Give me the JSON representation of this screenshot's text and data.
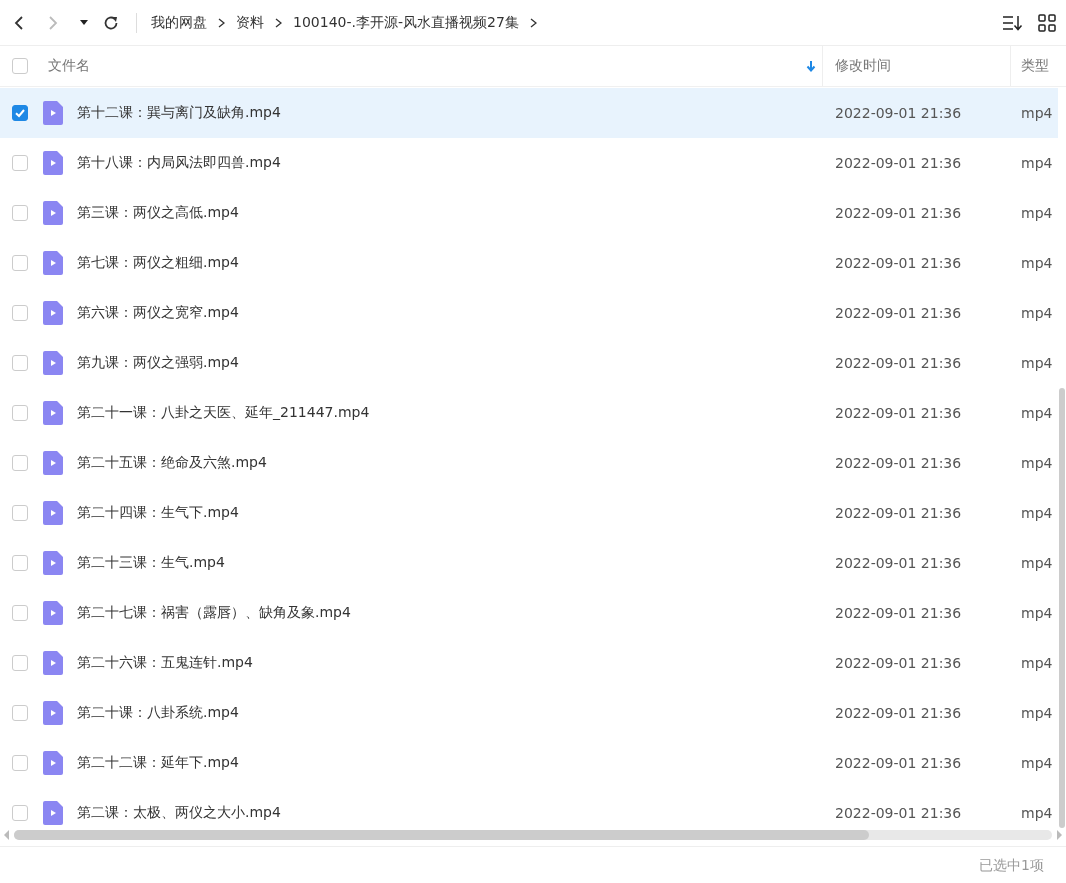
{
  "toolbar": {
    "breadcrumbs": [
      "我的网盘",
      "资料",
      "100140-.李开源-风水直播视频27集"
    ]
  },
  "table": {
    "select_all": {
      "checked": false
    },
    "columns": [
      {
        "label": "文件名",
        "sorted": true
      },
      {
        "label": "修改时间",
        "sorted": false
      },
      {
        "label": "类型",
        "sorted": false
      }
    ],
    "rows": [
      {
        "name": "第十二课：巽与离门及缺角.mp4",
        "modified": "2022-09-01 21:36",
        "type": "mp4",
        "selected": true
      },
      {
        "name": "第十八课：内局风法即四兽.mp4",
        "modified": "2022-09-01 21:36",
        "type": "mp4",
        "selected": false
      },
      {
        "name": "第三课：两仪之高低.mp4",
        "modified": "2022-09-01 21:36",
        "type": "mp4",
        "selected": false
      },
      {
        "name": "第七课：两仪之粗细.mp4",
        "modified": "2022-09-01 21:36",
        "type": "mp4",
        "selected": false
      },
      {
        "name": "第六课：两仪之宽窄.mp4",
        "modified": "2022-09-01 21:36",
        "type": "mp4",
        "selected": false
      },
      {
        "name": "第九课：两仪之强弱.mp4",
        "modified": "2022-09-01 21:36",
        "type": "mp4",
        "selected": false
      },
      {
        "name": "第二十一课：八卦之天医、延年_211447.mp4",
        "modified": "2022-09-01 21:36",
        "type": "mp4",
        "selected": false
      },
      {
        "name": "第二十五课：绝命及六煞.mp4",
        "modified": "2022-09-01 21:36",
        "type": "mp4",
        "selected": false
      },
      {
        "name": "第二十四课：生气下.mp4",
        "modified": "2022-09-01 21:36",
        "type": "mp4",
        "selected": false
      },
      {
        "name": "第二十三课：生气.mp4",
        "modified": "2022-09-01 21:36",
        "type": "mp4",
        "selected": false
      },
      {
        "name": "第二十七课：祸害（露唇）、缺角及象.mp4",
        "modified": "2022-09-01 21:36",
        "type": "mp4",
        "selected": false
      },
      {
        "name": "第二十六课：五鬼连针.mp4",
        "modified": "2022-09-01 21:36",
        "type": "mp4",
        "selected": false
      },
      {
        "name": "第二十课：八卦系统.mp4",
        "modified": "2022-09-01 21:36",
        "type": "mp4",
        "selected": false
      },
      {
        "name": "第二十二课：延年下.mp4",
        "modified": "2022-09-01 21:36",
        "type": "mp4",
        "selected": false
      },
      {
        "name": "第二课：太极、两仪之大小.mp4",
        "modified": "2022-09-01 21:36",
        "type": "mp4",
        "selected": false
      }
    ]
  },
  "status_bar": {
    "selection": "已选中1项"
  }
}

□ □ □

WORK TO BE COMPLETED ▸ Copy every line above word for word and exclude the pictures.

TASK RESPONSE ▸
Give me the JSON representation of this screenshot's text and data.
{
  "toolbar": {
    "breadcrumbs": [
      "我的网盘",
      "资料",
      "100140-.李开源-风水直播视频27集"
    ]
  },
  "table": {
    "select_all": {
      "checked": false
    },
    "columns": [
      {
        "label": "文件名",
        "sorted": true
      },
      {
        "label": "修改时间",
        "sorted": false
      },
      {
        "label": "类型",
        "sorted": false
      }
    ],
    "rows": [
      {
        "name": "第十二课：巽与离门及缺角.mp4",
        "modified": "2022-09-01 21:36",
        "type": "mp4",
        "selected": true
      },
      {
        "name": "第十八课：内局风法即四兽.mp4",
        "modified": "2022-09-01 21:36",
        "type": "mp4",
        "selected": false
      },
      {
        "name": "第三课：两仪之高低.mp4",
        "modified": "2022-09-01 21:36",
        "type": "mp4",
        "selected": false
      },
      {
        "name": "第七课：两仪之粗细.mp4",
        "modified": "2022-09-01 21:36",
        "type": "mp4",
        "selected": false
      },
      {
        "name": "第六课：两仪之宽窄.mp4",
        "modified": "2022-09-01 21:36",
        "type": "mp4",
        "selected": false
      },
      {
        "name": "第九课：两仪之强弱.mp4",
        "modified": "2022-09-01 21:36",
        "type": "mp4",
        "selected": false
      },
      {
        "name": "第二十一课：八卦之天医、延年_211447.mp4",
        "modified": "2022-09-01 21:36",
        "type": "mp4",
        "selected": false
      },
      {
        "name": "第二十五课：绝命及六煞.mp4",
        "modified": "2022-09-01 21:36",
        "type": "mp4",
        "selected": false
      },
      {
        "name": "第二十四课：生气下.mp4",
        "modified": "2022-09-01 21:36",
        "type": "mp4",
        "selected": false
      },
      {
        "name": "第二十三课：生气.mp4",
        "modified": "2022-09-01 21:36",
        "type": "mp4",
        "selected": false
      },
      {
        "name": "第二十七课：祸害（露唇）、缺角及象.mp4",
        "modified": "2022-09-01 21:36",
        "type": "mp4",
        "selected": false
      },
      {
        "name": "第二十六课：五鬼连针.mp4",
        "modified": "2022-09-01 21:36",
        "type": "mp4",
        "selected": false
      },
      {
        "name": "第二十课：八卦系统.mp4",
        "modified": "2022-09-01 21:36",
        "type": "mp4",
        "selected": false
      },
      {
        "name": "第二十二课：延年下.mp4",
        "modified": "2022-09-01 21:36",
        "type": "mp4",
        "selected": false
      },
      {
        "name": "第二课：太极、两仪之大小.mp4",
        "modified": "2022-09-01 21:36",
        "type": "mp4",
        "selected": false
      }
    ]
  },
  "status_bar": {
    "selection": "已选中1项"
  }
}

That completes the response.